What is your favorite item of clothing in your wardrobe?
LUKE: My bespoke midnight blue Thom Sweeney tuxedo.
THOM: My new cashmere polo coat. It’s longer and cut easier than normal, beautiful drape and gorgeously-curved wide lapels. I love wearing it dressed up and down, over a suit or with jeans
What music did you love age 13, and do you still love it now?
LUKE: Rod Stewart was always playing in the house when I was growing up. My mum loved Rod Stewart, so I love a bit of Rod.
THOM: I had a few phases around then. I loved discovering the 60s, had a few weeks obsessed with The Kinks, then seamlessly jumped into east coast hip-hop — Gang Starr, Wu-Tang Clan, et all — thinking I was really cool and street! And yes, still love both genres now.
What’s the most inspiring book you’ve ever read?
LUKE: ‘Screw It, Let’s Do It’, by Richard Branson. It’s full of great short stories of his life. It’s incredible!
THOM: This has caught me out! I’m a bit of a philistine when it comes to reading literature these days. I’m more consumed listening to conversations on the Lex Fridman podcast. The first book that really got me when I was young, and reading much more, was Roald Dahl’s ‘Danny the Champion of the World’.
What is a movie that left a lasting impression on you?
LUKE: ‘Rocky I’
THOM: ‘Jaws’ scared the shit out of me when I was growing up, ‘The Goonies’ cheered me up, and ‘The Talented Mr Ripley’ is the most stylish film I’ve ever seen.
What is your favorite word or saying?
LUKE: “Cowboys don’t cry.” I love that saying. My late father-in-law always said it and its stuck with me. I interpret it as you win some, you lose some, but give life your best and when it doesn’t go your way, dust yourself off and go again.
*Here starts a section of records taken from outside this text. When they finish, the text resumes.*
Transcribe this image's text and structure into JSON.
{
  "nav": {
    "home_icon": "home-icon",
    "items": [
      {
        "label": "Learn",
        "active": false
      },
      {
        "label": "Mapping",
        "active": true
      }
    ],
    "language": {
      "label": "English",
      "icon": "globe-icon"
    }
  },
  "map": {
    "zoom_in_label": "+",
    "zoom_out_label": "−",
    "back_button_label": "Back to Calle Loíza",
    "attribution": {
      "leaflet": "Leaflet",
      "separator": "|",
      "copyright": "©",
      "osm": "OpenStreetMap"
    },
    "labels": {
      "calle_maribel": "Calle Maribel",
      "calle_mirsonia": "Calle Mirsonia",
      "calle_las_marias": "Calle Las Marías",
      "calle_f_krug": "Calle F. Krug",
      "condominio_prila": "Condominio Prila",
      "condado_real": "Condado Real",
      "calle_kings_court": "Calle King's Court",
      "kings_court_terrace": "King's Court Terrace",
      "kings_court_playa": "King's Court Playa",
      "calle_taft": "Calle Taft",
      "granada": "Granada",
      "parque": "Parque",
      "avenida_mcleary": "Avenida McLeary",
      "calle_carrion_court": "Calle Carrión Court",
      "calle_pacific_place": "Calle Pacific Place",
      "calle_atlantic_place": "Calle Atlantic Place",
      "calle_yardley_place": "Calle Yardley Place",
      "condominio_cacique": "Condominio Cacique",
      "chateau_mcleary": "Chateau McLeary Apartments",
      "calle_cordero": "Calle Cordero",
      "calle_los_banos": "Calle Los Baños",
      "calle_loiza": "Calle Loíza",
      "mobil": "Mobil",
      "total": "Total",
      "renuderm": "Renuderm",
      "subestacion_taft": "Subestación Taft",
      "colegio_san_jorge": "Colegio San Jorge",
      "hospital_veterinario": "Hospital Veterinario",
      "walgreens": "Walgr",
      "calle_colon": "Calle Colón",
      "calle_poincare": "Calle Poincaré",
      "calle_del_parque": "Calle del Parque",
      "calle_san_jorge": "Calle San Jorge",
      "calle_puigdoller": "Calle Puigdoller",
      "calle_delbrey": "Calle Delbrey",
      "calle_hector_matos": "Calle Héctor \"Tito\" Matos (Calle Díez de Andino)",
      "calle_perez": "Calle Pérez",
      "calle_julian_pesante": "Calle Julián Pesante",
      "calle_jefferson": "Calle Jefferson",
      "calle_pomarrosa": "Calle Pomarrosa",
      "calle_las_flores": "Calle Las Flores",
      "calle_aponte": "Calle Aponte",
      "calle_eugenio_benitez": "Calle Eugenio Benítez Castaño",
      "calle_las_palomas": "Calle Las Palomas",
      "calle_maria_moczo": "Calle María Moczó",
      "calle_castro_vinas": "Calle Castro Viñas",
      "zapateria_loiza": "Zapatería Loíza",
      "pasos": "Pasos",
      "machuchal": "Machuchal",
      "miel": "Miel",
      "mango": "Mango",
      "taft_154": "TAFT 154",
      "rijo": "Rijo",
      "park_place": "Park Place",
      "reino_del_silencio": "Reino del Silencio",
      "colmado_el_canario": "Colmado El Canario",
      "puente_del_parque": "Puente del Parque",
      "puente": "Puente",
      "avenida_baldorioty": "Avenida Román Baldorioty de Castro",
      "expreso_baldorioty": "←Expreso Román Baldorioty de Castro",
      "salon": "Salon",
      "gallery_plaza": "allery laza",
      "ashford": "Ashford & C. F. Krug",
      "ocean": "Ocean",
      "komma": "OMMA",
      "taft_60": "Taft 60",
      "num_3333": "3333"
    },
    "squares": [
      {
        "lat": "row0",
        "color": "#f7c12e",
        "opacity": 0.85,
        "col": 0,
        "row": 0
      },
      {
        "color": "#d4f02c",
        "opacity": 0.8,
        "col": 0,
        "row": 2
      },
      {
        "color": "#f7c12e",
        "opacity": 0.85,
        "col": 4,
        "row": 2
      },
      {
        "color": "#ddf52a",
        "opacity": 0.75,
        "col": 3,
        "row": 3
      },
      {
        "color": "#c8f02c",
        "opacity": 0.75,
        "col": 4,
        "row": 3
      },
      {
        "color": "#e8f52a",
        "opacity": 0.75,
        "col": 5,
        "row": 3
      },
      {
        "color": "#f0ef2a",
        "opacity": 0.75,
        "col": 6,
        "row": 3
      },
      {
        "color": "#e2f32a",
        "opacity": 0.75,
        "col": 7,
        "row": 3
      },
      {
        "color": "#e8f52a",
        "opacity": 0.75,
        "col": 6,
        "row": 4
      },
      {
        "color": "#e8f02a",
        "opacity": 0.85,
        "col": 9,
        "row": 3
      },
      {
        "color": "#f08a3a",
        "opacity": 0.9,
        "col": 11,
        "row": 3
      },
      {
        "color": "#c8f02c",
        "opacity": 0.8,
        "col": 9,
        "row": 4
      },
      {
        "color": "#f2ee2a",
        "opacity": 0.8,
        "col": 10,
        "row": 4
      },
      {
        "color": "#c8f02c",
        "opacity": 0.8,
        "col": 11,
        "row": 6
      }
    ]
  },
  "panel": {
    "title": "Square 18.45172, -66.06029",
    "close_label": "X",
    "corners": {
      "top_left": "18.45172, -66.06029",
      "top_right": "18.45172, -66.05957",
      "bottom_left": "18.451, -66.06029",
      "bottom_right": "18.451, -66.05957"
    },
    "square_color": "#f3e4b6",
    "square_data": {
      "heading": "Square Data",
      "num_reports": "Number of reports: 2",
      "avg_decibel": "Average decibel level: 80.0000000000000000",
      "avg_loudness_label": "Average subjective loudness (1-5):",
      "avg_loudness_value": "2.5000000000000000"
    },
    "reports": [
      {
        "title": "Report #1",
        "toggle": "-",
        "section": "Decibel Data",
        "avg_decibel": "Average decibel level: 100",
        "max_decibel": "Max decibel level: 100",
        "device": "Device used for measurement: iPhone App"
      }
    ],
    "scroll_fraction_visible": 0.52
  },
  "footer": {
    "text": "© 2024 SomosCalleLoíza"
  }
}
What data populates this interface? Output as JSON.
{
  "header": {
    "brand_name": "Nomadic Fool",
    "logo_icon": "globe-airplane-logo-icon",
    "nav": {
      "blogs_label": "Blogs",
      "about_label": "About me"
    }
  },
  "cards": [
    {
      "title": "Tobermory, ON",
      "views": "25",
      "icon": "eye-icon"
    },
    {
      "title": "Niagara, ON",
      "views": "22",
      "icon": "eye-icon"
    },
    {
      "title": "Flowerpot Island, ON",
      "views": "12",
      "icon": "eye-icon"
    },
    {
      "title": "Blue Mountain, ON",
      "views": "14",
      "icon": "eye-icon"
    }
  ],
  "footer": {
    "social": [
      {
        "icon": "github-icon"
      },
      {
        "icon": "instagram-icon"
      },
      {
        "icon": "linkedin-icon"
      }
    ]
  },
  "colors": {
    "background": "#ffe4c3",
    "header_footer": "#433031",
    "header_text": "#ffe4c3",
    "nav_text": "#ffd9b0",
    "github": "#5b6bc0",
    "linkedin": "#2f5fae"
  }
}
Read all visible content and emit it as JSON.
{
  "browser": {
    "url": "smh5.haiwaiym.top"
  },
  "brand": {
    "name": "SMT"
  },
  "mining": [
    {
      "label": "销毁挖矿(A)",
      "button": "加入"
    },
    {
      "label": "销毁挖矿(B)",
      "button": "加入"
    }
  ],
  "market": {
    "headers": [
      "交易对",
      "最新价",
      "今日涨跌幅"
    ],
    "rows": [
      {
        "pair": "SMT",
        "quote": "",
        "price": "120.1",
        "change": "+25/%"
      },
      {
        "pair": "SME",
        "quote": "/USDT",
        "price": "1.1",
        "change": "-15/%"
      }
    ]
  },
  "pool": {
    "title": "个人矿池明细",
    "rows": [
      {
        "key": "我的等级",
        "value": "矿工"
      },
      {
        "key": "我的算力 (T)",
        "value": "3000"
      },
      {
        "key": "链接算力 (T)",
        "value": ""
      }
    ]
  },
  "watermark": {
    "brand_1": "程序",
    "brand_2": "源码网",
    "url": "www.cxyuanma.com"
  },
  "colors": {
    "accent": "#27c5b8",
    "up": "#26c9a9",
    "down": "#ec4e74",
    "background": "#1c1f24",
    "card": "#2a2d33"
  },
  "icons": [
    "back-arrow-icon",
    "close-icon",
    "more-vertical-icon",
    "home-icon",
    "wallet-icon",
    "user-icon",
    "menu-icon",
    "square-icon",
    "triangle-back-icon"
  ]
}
THOM: I just learnt and love a Japanese phrase, “wabi-sabi.” It’s an aesthetic concept which is best described as “the appreciation of the beauty of imperfection.” From my tailoring background’s perspective, I think it sums up the beauty of a hand-made bespoke suit. If something is perfectly replicated and symmetrical, then it’s a little dull.
What do you want people to say about you at your funeral?
LUKE: Hopefully they say I was a good man who always wanted the best for everyone. A great dad and a great friend. When it’s all said and done, I think that’s all that matters really.
THOM: That’s too morbid for me to give a proper answer, The thought of death and not existing scares the hell out of me when I really start contemplating it.
And finally, a quickfire five favorites….
LUKE: Audi RS6.
THOM: James Bond’s Sean Connery-era Aston Martin DB5.
LUKE: West Ham.
THOM: Tagliatelle at Giacomo Bistro.
LUKE: Larry King texture clay.
THOM: Pankhurst London.
LUKE: Thom Sweeney and Nike.
THOM: Thom Sweeney of course.
Learn more about Thom Sweeney here